The threat actor then chats to the new arrivals. They ask them if they know the person who has just left, and tells them he’s a nice guy. When the second wave of smokers returns to the building the threat actor will accompany them. They let the staff members enter their code, or use their fob or key. When the door opens they will make a show of holding it open, and gesturing for the real staff to enter. He then follows them in.
We’re dealing with people so, needless to say, the defenses revolve around training, policies, and procedures.
- Rehearse procedures with teams, and consider involving role-play sessions by experienced, benign social engineers.
- Security firms can be engaged to use all of the techniques described here and more to try to penetrate your defenses. Where their attacks were successful will guide you in further tightening your security by improving procedures or applying more control to existing procedures. Just like penetration testing that probes your technical defenses, social engineering susceptibility should be tested periodically.
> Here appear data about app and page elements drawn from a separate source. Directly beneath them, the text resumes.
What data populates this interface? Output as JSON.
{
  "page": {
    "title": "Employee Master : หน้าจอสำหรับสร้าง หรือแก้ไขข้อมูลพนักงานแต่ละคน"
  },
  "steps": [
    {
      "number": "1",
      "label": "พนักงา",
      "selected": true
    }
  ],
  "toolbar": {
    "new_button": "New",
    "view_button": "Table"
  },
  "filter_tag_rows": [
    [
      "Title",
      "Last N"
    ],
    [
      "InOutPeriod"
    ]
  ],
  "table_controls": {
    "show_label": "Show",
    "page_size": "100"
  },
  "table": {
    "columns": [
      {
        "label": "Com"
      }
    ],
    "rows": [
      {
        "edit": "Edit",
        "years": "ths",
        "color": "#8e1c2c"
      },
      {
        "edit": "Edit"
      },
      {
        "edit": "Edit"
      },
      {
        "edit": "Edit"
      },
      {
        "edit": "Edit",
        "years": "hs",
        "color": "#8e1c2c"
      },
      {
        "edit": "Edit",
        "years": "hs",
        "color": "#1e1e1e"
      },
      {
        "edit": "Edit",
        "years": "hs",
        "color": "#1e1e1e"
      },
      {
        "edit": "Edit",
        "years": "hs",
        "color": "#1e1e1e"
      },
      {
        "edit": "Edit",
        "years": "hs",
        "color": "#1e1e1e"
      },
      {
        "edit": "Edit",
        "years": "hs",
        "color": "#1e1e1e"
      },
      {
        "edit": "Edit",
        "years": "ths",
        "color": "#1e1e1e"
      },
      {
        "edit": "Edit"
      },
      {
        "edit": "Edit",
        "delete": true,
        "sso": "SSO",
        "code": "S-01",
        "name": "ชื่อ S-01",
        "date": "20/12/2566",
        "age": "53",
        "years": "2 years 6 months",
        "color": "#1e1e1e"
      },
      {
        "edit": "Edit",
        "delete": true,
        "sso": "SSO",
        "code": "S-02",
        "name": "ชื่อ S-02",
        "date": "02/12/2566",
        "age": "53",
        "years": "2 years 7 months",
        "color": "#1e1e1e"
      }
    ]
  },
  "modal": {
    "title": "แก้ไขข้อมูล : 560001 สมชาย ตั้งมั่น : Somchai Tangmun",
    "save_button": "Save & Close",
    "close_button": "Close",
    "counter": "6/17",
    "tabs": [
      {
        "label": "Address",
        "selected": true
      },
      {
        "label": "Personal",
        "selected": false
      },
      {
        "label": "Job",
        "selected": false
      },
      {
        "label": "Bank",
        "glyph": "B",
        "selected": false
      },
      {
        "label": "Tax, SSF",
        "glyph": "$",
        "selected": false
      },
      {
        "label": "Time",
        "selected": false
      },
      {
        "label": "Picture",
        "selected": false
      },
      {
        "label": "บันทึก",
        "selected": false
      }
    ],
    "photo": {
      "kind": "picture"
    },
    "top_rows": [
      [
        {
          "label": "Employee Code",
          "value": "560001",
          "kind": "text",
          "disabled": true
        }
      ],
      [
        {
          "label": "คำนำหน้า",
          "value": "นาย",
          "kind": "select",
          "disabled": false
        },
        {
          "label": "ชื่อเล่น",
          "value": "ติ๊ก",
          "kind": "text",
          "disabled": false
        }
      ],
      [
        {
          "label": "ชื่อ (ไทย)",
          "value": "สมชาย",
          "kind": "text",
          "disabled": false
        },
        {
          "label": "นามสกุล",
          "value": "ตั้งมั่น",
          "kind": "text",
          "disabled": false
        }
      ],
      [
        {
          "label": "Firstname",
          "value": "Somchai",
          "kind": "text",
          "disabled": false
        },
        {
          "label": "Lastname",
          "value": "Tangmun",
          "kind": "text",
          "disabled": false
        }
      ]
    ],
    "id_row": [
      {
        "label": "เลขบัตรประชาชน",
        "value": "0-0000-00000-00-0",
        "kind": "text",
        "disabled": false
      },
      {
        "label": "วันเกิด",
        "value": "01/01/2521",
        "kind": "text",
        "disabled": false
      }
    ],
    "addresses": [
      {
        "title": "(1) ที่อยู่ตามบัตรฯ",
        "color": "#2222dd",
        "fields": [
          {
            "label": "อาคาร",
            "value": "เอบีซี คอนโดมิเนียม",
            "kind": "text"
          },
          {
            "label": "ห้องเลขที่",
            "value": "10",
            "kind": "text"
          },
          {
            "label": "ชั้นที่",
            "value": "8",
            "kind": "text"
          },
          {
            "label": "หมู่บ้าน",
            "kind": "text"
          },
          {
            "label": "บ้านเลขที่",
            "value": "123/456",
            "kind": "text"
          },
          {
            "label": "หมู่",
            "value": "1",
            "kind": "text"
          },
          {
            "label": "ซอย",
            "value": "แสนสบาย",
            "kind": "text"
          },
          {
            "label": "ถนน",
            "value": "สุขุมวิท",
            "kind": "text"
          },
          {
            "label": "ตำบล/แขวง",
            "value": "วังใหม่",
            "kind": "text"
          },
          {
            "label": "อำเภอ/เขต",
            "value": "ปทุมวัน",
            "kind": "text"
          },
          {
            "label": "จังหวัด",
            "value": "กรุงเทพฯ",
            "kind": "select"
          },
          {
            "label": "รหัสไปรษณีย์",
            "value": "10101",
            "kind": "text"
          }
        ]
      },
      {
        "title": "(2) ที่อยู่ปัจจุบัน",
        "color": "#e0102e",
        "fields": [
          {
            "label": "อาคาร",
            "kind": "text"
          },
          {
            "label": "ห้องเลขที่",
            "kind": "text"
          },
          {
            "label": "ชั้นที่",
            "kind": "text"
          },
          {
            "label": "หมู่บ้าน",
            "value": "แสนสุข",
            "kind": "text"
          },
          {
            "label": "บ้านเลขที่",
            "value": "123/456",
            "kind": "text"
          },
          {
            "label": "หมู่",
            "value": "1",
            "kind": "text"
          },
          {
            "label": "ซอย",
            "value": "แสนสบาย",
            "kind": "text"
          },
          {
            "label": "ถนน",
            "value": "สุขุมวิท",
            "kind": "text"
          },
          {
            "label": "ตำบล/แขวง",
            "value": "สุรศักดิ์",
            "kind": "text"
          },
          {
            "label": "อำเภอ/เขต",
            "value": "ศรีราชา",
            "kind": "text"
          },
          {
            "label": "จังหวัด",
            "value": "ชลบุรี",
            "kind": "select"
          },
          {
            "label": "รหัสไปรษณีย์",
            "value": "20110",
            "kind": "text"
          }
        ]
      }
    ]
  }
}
You may choose to combine this with a benign phishing campaign.
- Turn off auto-run for USB devices. Treat anonymous USB memory sticks like Pandora’s Box.
- Have a policy for out-of-bound requests. These are requests that break protocol. They ask for something you wouldn’t usually comply with but you might be tempted to because it is an emergency. Or a one-off. Or special circumstances. Or this guy really needs a break. Don’t put your staff on the spot feeling torn between wanting to help and knowing they shouldn’t. Have a procedure they can adhere to.
- Perform network scans and identify and examine new devices that have been connected to the network.
- Never give technical support—or anyone else, for that matter—your login credentials. They will never ask for them. If you’re being asked for this type of information, they are a fraud.
- If you receive a telephone call asking for sensitive information you’ve previously provided, the safest thing to do is hang up and ring them back.
- Never leave visitors unattended and always escort them. Only let visitors wait for their contact in reception.
Fostering a security-minded culture in your business will pay dividends, and is a foundation of a multi-layered security approach.